● Your assignment
Return every line of the data below exactly, but do not include the images.

-- Task inputs follows --

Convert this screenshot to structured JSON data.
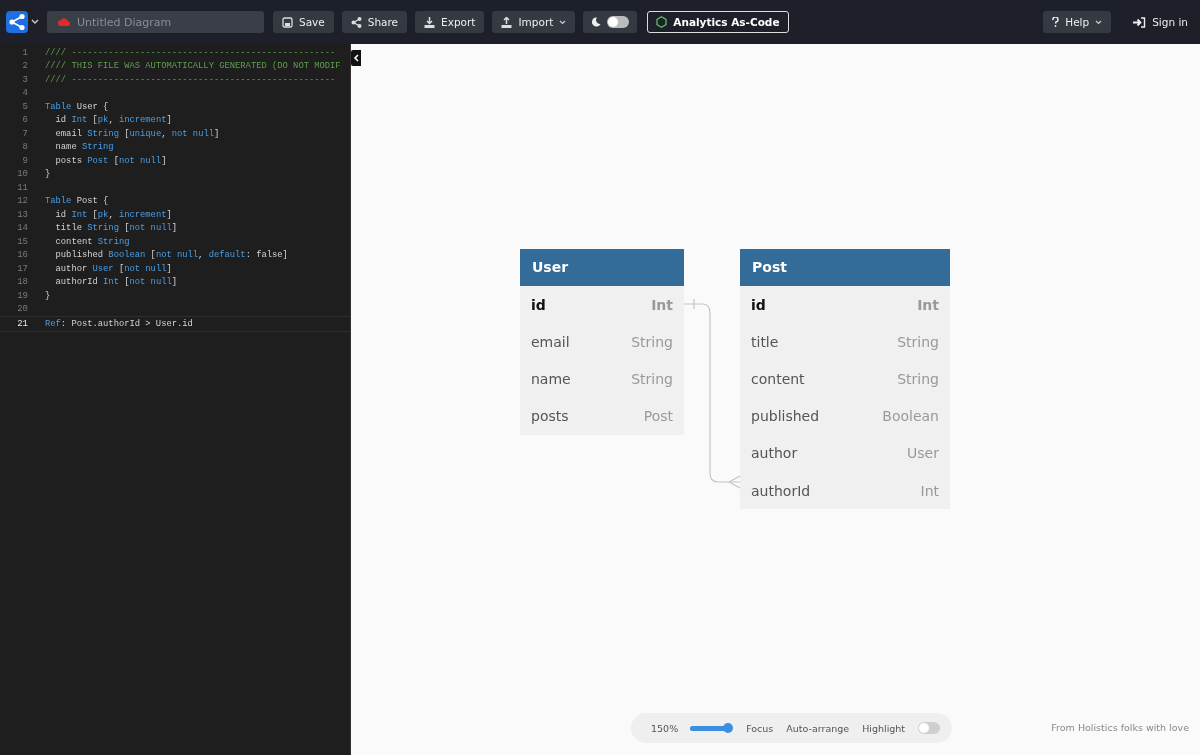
{
  "toolbar": {
    "title_field": {
      "placeholder": "Untitled Diagram"
    },
    "buttons": [
      {
        "label": "Save",
        "dropdown": false
      },
      {
        "label": "Share",
        "dropdown": false
      },
      {
        "label": "Export",
        "dropdown": false
      },
      {
        "label": "Import",
        "dropdown": true
      }
    ],
    "theme_toggle": {
      "on": false
    },
    "analytics_button": "Analytics As-Code",
    "help": "Help",
    "sign_in": "Sign in"
  },
  "editor": {
    "lines": [
      {
        "n": "1",
        "current": false,
        "tokens": [
          {
            "kind": "comment",
            "t": "//// --------------------------------------------------"
          }
        ]
      },
      {
        "n": "2",
        "current": false,
        "tokens": [
          {
            "kind": "comment",
            "t": "//// THIS FILE WAS AUTOMATICALLY GENERATED (DO NOT MODIF"
          }
        ]
      },
      {
        "n": "3",
        "current": false,
        "tokens": [
          {
            "kind": "comment",
            "t": "//// --------------------------------------------------"
          }
        ]
      },
      {
        "n": "4",
        "current": false
      },
      {
        "n": "5",
        "current": false,
        "tokens": [
          {
            "kind": "kw",
            "t": "Table"
          },
          {
            "kind": "plain",
            "t": " User {"
          }
        ]
      },
      {
        "n": "6",
        "current": false,
        "tokens": [
          {
            "kind": "plain",
            "t": "  id "
          },
          {
            "kind": "kw",
            "t": "Int"
          },
          {
            "kind": "plain",
            "t": " ["
          },
          {
            "kind": "kw",
            "t": "pk"
          },
          {
            "kind": "plain",
            "t": ", "
          },
          {
            "kind": "kw",
            "t": "increment"
          },
          {
            "kind": "plain",
            "t": "]"
          }
        ]
      },
      {
        "n": "7",
        "current": false,
        "tokens": [
          {
            "kind": "plain",
            "t": "  email "
          },
          {
            "kind": "kw",
            "t": "String"
          },
          {
            "kind": "plain",
            "t": " ["
          },
          {
            "kind": "kw",
            "t": "unique"
          },
          {
            "kind": "plain",
            "t": ", "
          },
          {
            "kind": "kw",
            "t": "not null"
          },
          {
            "kind": "plain",
            "t": "]"
          }
        ]
      },
      {
        "n": "8",
        "current": false,
        "tokens": [
          {
            "kind": "plain",
            "t": "  name "
          },
          {
            "kind": "kw",
            "t": "String"
          }
        ]
      },
      {
        "n": "9",
        "current": false,
        "tokens": [
          {
            "kind": "plain",
            "t": "  posts "
          },
          {
            "kind": "kw",
            "t": "Post"
          },
          {
            "kind": "plain",
            "t": " ["
          },
          {
            "kind": "kw",
            "t": "not null"
          },
          {
            "kind": "plain",
            "t": "]"
          }
        ]
      },
      {
        "n": "10",
        "current": false,
        "tokens": [
          {
            "kind": "plain",
            "t": "}"
          }
        ]
      },
      {
        "n": "11",
        "current": false
      },
      {
        "n": "12",
        "current": false,
        "tokens": [
          {
            "kind": "kw",
            "t": "Table"
          },
          {
            "kind": "plain",
            "t": " Post {"
          }
        ]
      },
      {
        "n": "13",
        "current": false,
        "tokens": [
          {
            "kind": "plain",
            "t": "  id "
          },
          {
            "kind": "kw",
            "t": "Int"
          },
          {
            "kind": "plain",
            "t": " ["
          },
          {
            "kind": "kw",
            "t": "pk"
          },
          {
            "kind": "plain",
            "t": ", "
          },
          {
            "kind": "kw",
            "t": "increment"
          },
          {
            "kind": "plain",
            "t": "]"
          }
        ]
      },
      {
        "n": "14",
        "current": false,
        "tokens": [
          {
            "kind": "plain",
            "t": "  title "
          },
          {
            "kind": "kw",
            "t": "String"
          },
          {
            "kind": "plain",
            "t": " ["
          },
          {
            "kind": "kw",
            "t": "not null"
          },
          {
            "kind": "plain",
            "t": "]"
          }
        ]
      },
      {
        "n": "15",
        "current": false,
        "tokens": [
          {
            "kind": "plain",
            "t": "  content "
          },
          {
            "kind": "kw",
            "t": "String"
          }
        ]
      },
      {
        "n": "16",
        "current": false,
        "tokens": [
          {
            "kind": "plain",
            "t": "  published "
          },
          {
            "kind": "kw",
            "t": "Boolean"
          },
          {
            "kind": "plain",
            "t": " ["
          },
          {
            "kind": "kw",
            "t": "not null"
          },
          {
            "kind": "plain",
            "t": ", "
          },
          {
            "kind": "kw",
            "t": "default"
          },
          {
            "kind": "plain",
            "t": ": false]"
          }
        ]
      },
      {
        "n": "17",
        "current": false,
        "tokens": [
          {
            "kind": "plain",
            "t": "  author "
          },
          {
            "kind": "kw",
            "t": "User"
          },
          {
            "kind": "plain",
            "t": " ["
          },
          {
            "kind": "kw",
            "t": "not null"
          },
          {
            "kind": "plain",
            "t": "]"
          }
        ]
      },
      {
        "n": "18",
        "current": false,
        "tokens": [
          {
            "kind": "plain",
            "t": "  authorId "
          },
          {
            "kind": "kw",
            "t": "Int"
          },
          {
            "kind": "plain",
            "t": " ["
          },
          {
            "kind": "kw",
            "t": "not null"
          },
          {
            "kind": "plain",
            "t": "]"
          }
        ]
      },
      {
        "n": "19",
        "current": false,
        "tokens": [
          {
            "kind": "plain",
            "t": "}"
          }
        ]
      },
      {
        "n": "20",
        "current": false
      },
      {
        "n": "21",
        "current": true,
        "tokens": [
          {
            "kind": "kw",
            "t": "Ref"
          },
          {
            "kind": "plain",
            "t": ": Post.authorId > User.id"
          }
        ]
      }
    ]
  },
  "diagram": {
    "tables": [
      {
        "name": "User",
        "fields": [
          {
            "name": "id",
            "type": "Int",
            "pk": true
          },
          {
            "name": "email",
            "type": "String",
            "pk": false
          },
          {
            "name": "name",
            "type": "String",
            "pk": false
          },
          {
            "name": "posts",
            "type": "Post",
            "pk": false
          }
        ]
      },
      {
        "name": "Post",
        "fields": [
          {
            "name": "id",
            "type": "Int",
            "pk": true
          },
          {
            "name": "title",
            "type": "String",
            "pk": false
          },
          {
            "name": "content",
            "type": "String",
            "pk": false
          },
          {
            "name": "published",
            "type": "Boolean",
            "pk": false
          },
          {
            "name": "author",
            "type": "User",
            "pk": false
          },
          {
            "name": "authorId",
            "type": "Int",
            "pk": false
          }
        ]
      }
    ]
  },
  "bottom_bar": {
    "zoom": "150%",
    "zoom_slider": {
      "level": 1
    },
    "focus": "Focus",
    "auto_arrange": "Auto-arrange",
    "highlight": {
      "label": "Highlight",
      "on": false
    }
  },
  "footer": "From Holistics folks with love"
}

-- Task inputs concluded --

● Answer area
Convert this screenshot to structured JSON data.
{
  "toolbar": {
    "title_field": {
      "placeholder": "Untitled Diagram"
    },
    "buttons": [
      {
        "label": "Save",
        "dropdown": false
      },
      {
        "label": "Share",
        "dropdown": false
      },
      {
        "label": "Export",
        "dropdown": false
      },
      {
        "label": "Import",
        "dropdown": true
      }
    ],
    "theme_toggle": {
      "on": false
    },
    "analytics_button": "Analytics As-Code",
    "help": "Help",
    "sign_in": "Sign in"
  },
  "editor": {
    "lines": [
      {
        "n": "1",
        "current": false,
        "tokens": [
          {
            "kind": "comment",
            "t": "//// --------------------------------------------------"
          }
        ]
      },
      {
        "n": "2",
        "current": false,
        "tokens": [
          {
            "kind": "comment",
            "t": "//// THIS FILE WAS AUTOMATICALLY GENERATED (DO NOT MODIF"
          }
        ]
      },
      {
        "n": "3",
        "current": false,
        "tokens": [
          {
            "kind": "comment",
            "t": "//// --------------------------------------------------"
          }
        ]
      },
      {
        "n": "4",
        "current": false
      },
      {
        "n": "5",
        "current": false,
        "tokens": [
          {
            "kind": "kw",
            "t": "Table"
          },
          {
            "kind": "plain",
            "t": " User {"
          }
        ]
      },
      {
        "n": "6",
        "current": false,
        "tokens": [
          {
            "kind": "plain",
            "t": "  id "
          },
          {
            "kind": "kw",
            "t": "Int"
          },
          {
            "kind": "plain",
            "t": " ["
          },
          {
            "kind": "kw",
            "t": "pk"
          },
          {
            "kind": "plain",
            "t": ", "
          },
          {
            "kind": "kw",
            "t": "increment"
          },
          {
            "kind": "plain",
            "t": "]"
          }
        ]
      },
      {
        "n": "7",
        "current": false,
        "tokens": [
          {
            "kind": "plain",
            "t": "  email "
          },
          {
            "kind": "kw",
            "t": "String"
          },
          {
            "kind": "plain",
            "t": " ["
          },
          {
            "kind": "kw",
            "t": "unique"
          },
          {
            "kind": "plain",
            "t": ", "
          },
          {
            "kind": "kw",
            "t": "not null"
          },
          {
            "kind": "plain",
            "t": "]"
          }
        ]
      },
      {
        "n": "8",
        "current": false,
        "tokens": [
          {
            "kind": "plain",
            "t": "  name "
          },
          {
            "kind": "kw",
            "t": "String"
          }
        ]
      },
      {
        "n": "9",
        "current": false,
        "tokens": [
          {
            "kind": "plain",
            "t": "  posts "
          },
          {
            "kind": "kw",
            "t": "Post"
          },
          {
            "kind": "plain",
            "t": " ["
          },
          {
            "kind": "kw",
            "t": "not null"
          },
          {
            "kind": "plain",
            "t": "]"
          }
        ]
      },
      {
        "n": "10",
        "current": false,
        "tokens": [
          {
            "kind": "plain",
            "t": "}"
          }
        ]
      },
      {
        "n": "11",
        "current": false
      },
      {
        "n": "12",
        "current": false,
        "tokens": [
          {
            "kind": "kw",
            "t": "Table"
          },
          {
            "kind": "plain",
            "t": " Post {"
          }
        ]
      },
      {
        "n": "13",
        "current": false,
        "tokens": [
          {
            "kind": "plain",
            "t": "  id "
          },
          {
            "kind": "kw",
            "t": "Int"
          },
          {
            "kind": "plain",
            "t": " ["
          },
          {
            "kind": "kw",
            "t": "pk"
          },
          {
            "kind": "plain",
            "t": ", "
          },
          {
            "kind": "kw",
            "t": "increment"
          },
          {
            "kind": "plain",
            "t": "]"
          }
        ]
      },
      {
        "n": "14",
        "current": false,
        "tokens": [
          {
            "kind": "plain",
            "t": "  title "
          },
          {
            "kind": "kw",
            "t": "String"
          },
          {
            "kind": "plain",
            "t": " ["
          },
          {
            "kind": "kw",
            "t": "not null"
          },
          {
            "kind": "plain",
            "t": "]"
          }
        ]
      },
      {
        "n": "15",
        "current": false,
        "tokens": [
          {
            "kind": "plain",
            "t": "  content "
          },
          {
            "kind": "kw",
            "t": "String"
          }
        ]
      },
      {
        "n": "16",
        "current": false,
        "tokens": [
          {
            "kind": "plain",
            "t": "  published "
          },
          {
            "kind": "kw",
            "t": "Boolean"
          },
          {
            "kind": "plain",
            "t": " ["
          },
          {
            "kind": "kw",
            "t": "not null"
          },
          {
            "kind": "plain",
            "t": ", "
          },
          {
            "kind": "kw",
            "t": "default"
          },
          {
            "kind": "plain",
            "t": ": false]"
          }
        ]
      },
      {
        "n": "17",
        "current": false,
        "tokens": [
          {
            "kind": "plain",
            "t": "  author "
          },
          {
            "kind": "kw",
            "t": "User"
          },
          {
            "kind": "plain",
            "t": " ["
          },
          {
            "kind": "kw",
            "t": "not null"
          },
          {
            "kind": "plain",
            "t": "]"
          }
        ]
      },
      {
        "n": "18",
        "current": false,
        "tokens": [
          {
            "kind": "plain",
            "t": "  authorId "
          },
          {
            "kind": "kw",
            "t": "Int"
          },
          {
            "kind": "plain",
            "t": " ["
          },
          {
            "kind": "kw",
            "t": "not null"
          },
          {
            "kind": "plain",
            "t": "]"
          }
        ]
      },
      {
        "n": "19",
        "current": false,
        "tokens": [
          {
            "kind": "plain",
            "t": "}"
          }
        ]
      },
      {
        "n": "20",
        "current": false
      },
      {
        "n": "21",
        "current": true,
        "tokens": [
          {
            "kind": "kw",
            "t": "Ref"
          },
          {
            "kind": "plain",
            "t": ": Post.authorId > User.id"
          }
        ]
      }
    ]
  },
  "diagram": {
    "tables": [
      {
        "name": "User",
        "fields": [
          {
            "name": "id",
            "type": "Int",
            "pk": true
          },
          {
            "name": "email",
            "type": "String",
            "pk": false
          },
          {
            "name": "name",
            "type": "String",
            "pk": false
          },
          {
            "name": "posts",
            "type": "Post",
            "pk": false
          }
        ]
      },
      {
        "name": "Post",
        "fields": [
          {
            "name": "id",
            "type": "Int",
            "pk": true
          },
          {
            "name": "title",
            "type": "String",
            "pk": false
          },
          {
            "name": "content",
            "type": "String",
            "pk": false
          },
          {
            "name": "published",
            "type": "Boolean",
            "pk": false
          },
          {
            "name": "author",
            "type": "User",
            "pk": false
          },
          {
            "name": "authorId",
            "type": "Int",
            "pk": false
          }
        ]
      }
    ]
  },
  "bottom_bar": {
    "zoom": "150%",
    "zoom_slider": {
      "level": 1
    },
    "focus": "Focus",
    "auto_arrange": "Auto-arrange",
    "highlight": {
      "label": "Highlight",
      "on": false
    }
  },
  "footer": "From Holistics folks with love"
}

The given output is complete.